As a child, I saw my grandmother take black tea and bread during Lent. She was a severe observer! The elders of the family said Lent was a time to give up comfort food. And so I remember going off things like chocolate, offering up my sweet tooth’s burning desire as a sacrifice to God.
Later, in my mid-teens, the idea was floated about doing something positive for Lent – like offering extra time to help my parents. Like others at that time, I was expected to attend morning Mass during the week. The Second Vatican Council had not yet taken place and evening Mass was unheard of.

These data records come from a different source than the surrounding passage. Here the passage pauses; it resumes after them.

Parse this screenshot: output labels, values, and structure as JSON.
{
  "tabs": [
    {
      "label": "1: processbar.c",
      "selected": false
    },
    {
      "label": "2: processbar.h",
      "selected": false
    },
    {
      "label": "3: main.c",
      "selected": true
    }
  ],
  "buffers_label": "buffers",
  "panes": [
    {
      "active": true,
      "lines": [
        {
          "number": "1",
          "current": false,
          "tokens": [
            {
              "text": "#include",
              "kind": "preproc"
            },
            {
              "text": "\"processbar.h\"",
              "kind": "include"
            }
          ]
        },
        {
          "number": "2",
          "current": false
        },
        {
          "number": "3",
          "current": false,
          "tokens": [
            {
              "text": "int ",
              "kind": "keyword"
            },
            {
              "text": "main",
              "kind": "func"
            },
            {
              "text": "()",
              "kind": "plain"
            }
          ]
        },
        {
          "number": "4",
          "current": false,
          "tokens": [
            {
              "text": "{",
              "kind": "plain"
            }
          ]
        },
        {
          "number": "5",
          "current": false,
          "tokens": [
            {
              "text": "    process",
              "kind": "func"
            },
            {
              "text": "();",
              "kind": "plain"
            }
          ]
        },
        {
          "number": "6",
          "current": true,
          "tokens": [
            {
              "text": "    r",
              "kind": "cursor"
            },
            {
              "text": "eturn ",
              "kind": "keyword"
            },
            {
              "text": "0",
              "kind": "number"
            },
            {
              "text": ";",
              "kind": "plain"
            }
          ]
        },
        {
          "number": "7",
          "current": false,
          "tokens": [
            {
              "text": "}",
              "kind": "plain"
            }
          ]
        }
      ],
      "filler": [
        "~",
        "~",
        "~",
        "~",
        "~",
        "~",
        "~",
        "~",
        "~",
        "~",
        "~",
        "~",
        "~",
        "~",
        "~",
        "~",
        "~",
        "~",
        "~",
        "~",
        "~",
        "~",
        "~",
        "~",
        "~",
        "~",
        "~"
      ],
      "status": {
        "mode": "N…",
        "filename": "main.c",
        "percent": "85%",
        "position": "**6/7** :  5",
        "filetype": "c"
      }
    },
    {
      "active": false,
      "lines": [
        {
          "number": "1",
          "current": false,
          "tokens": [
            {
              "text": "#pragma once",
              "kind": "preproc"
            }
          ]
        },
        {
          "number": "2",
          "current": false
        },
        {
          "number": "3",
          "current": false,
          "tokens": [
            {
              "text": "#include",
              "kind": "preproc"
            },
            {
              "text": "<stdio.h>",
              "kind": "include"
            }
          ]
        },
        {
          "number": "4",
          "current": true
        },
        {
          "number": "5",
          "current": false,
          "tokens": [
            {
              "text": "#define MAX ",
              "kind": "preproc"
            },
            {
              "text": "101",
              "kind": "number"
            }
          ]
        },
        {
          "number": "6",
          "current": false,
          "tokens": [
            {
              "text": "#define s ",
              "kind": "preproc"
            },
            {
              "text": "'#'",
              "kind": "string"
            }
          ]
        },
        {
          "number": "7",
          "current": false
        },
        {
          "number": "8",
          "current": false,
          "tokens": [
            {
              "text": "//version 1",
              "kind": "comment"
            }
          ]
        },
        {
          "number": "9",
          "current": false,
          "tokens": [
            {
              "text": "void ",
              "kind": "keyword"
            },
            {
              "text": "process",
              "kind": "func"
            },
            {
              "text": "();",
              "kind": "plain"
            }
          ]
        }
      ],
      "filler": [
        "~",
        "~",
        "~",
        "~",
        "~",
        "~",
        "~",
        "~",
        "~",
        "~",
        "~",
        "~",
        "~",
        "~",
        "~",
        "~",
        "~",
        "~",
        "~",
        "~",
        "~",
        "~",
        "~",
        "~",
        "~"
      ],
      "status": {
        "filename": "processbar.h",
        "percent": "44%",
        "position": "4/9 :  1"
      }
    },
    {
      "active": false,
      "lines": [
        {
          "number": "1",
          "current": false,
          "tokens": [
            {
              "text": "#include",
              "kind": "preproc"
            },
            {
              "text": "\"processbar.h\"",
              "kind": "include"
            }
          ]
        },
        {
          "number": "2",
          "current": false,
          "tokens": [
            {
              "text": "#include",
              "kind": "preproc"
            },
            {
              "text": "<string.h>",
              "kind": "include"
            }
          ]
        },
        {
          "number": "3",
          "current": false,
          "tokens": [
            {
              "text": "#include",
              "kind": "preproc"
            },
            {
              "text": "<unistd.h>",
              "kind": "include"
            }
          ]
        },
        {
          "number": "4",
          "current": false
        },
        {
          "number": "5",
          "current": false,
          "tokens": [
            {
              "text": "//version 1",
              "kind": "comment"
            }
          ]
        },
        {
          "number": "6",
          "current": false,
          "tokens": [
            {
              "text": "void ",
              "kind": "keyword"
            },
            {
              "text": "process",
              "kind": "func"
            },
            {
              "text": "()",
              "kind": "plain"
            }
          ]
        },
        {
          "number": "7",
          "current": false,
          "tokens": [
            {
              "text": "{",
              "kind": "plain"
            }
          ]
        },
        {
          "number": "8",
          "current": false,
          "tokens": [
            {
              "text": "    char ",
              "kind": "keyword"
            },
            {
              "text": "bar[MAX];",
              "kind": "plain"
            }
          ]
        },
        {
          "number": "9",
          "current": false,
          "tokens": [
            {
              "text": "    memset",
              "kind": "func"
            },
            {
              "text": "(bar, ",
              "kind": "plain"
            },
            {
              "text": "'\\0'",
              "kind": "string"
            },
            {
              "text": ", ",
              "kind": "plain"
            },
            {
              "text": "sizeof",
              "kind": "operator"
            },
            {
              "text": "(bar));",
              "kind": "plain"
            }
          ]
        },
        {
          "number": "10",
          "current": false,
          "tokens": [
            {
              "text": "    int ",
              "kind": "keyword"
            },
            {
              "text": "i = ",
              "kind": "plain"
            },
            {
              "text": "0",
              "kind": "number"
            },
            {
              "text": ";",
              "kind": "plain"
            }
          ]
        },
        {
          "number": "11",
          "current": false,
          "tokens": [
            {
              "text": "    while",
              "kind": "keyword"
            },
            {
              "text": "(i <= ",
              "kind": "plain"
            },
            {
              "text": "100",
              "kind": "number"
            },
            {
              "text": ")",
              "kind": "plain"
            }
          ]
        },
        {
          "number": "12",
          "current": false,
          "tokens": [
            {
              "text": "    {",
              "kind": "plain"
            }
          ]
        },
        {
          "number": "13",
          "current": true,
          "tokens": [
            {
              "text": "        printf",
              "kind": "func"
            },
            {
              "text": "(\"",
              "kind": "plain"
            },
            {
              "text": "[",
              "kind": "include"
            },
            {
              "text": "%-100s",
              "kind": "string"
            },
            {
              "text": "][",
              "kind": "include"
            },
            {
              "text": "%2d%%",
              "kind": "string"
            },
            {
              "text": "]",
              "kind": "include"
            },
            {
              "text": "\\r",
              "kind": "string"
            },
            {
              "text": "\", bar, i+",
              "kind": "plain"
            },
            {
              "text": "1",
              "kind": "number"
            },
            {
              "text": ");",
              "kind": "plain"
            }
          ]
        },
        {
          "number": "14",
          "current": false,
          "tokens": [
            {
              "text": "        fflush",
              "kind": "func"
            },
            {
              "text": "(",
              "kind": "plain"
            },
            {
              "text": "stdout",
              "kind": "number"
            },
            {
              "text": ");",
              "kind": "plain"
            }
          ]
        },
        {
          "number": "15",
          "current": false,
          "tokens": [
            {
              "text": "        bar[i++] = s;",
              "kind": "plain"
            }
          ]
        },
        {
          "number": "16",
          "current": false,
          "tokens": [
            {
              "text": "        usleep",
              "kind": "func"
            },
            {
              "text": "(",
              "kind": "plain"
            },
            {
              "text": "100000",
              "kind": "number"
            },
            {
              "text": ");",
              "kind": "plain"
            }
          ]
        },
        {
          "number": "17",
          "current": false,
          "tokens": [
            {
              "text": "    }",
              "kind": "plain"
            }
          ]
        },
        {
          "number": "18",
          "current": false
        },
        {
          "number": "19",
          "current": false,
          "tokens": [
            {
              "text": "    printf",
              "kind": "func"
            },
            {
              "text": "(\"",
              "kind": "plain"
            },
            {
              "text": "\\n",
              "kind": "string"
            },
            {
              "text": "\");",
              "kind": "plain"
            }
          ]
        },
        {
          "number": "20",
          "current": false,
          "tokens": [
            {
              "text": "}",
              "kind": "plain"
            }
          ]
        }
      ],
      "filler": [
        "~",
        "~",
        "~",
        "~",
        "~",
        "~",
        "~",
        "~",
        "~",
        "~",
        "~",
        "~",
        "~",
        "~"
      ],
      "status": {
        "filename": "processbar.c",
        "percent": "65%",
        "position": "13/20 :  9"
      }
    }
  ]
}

Nowadays, the person of Jesus is offered to us at the beginning of Lent as he emerges from the wilderness and Satan’s tempting. “The kingdom of God is close at hand; repent and believe the good news”.
These were Jesus’ first words to the world – words overflowing with meaning and symbolism. They speak to us today, summing up the gospel and the whole Christian life. They summon all who hear them to arise from slumber, and listen.
JS Bach’s “Wachet Auf” (Sleepers Awake, the Voice is Calling) is one of his most mature and popular sacred Cantatas, and is capable of disposing us to be led by the Spirit that drove Jesus. Its varied movements help us pause and ponder Jesus being ‘tempted by Satan’, and ‘looked after by angels’.
The Cantata can evoke in us an inner desert where we can listen quietly to the voice of God. It can enthuse us to clear away the debris that has accumulated within, and endow us with sharper ears to hear anew Jesus’ call to ‘repent and believe’.
Lent presents us with an annual opportunity to take stock of ourselves and to see, with cataract-free eyes, Jesus Christ and the kingdom he came to establish in our world.
Fr. QQ 2/14/2018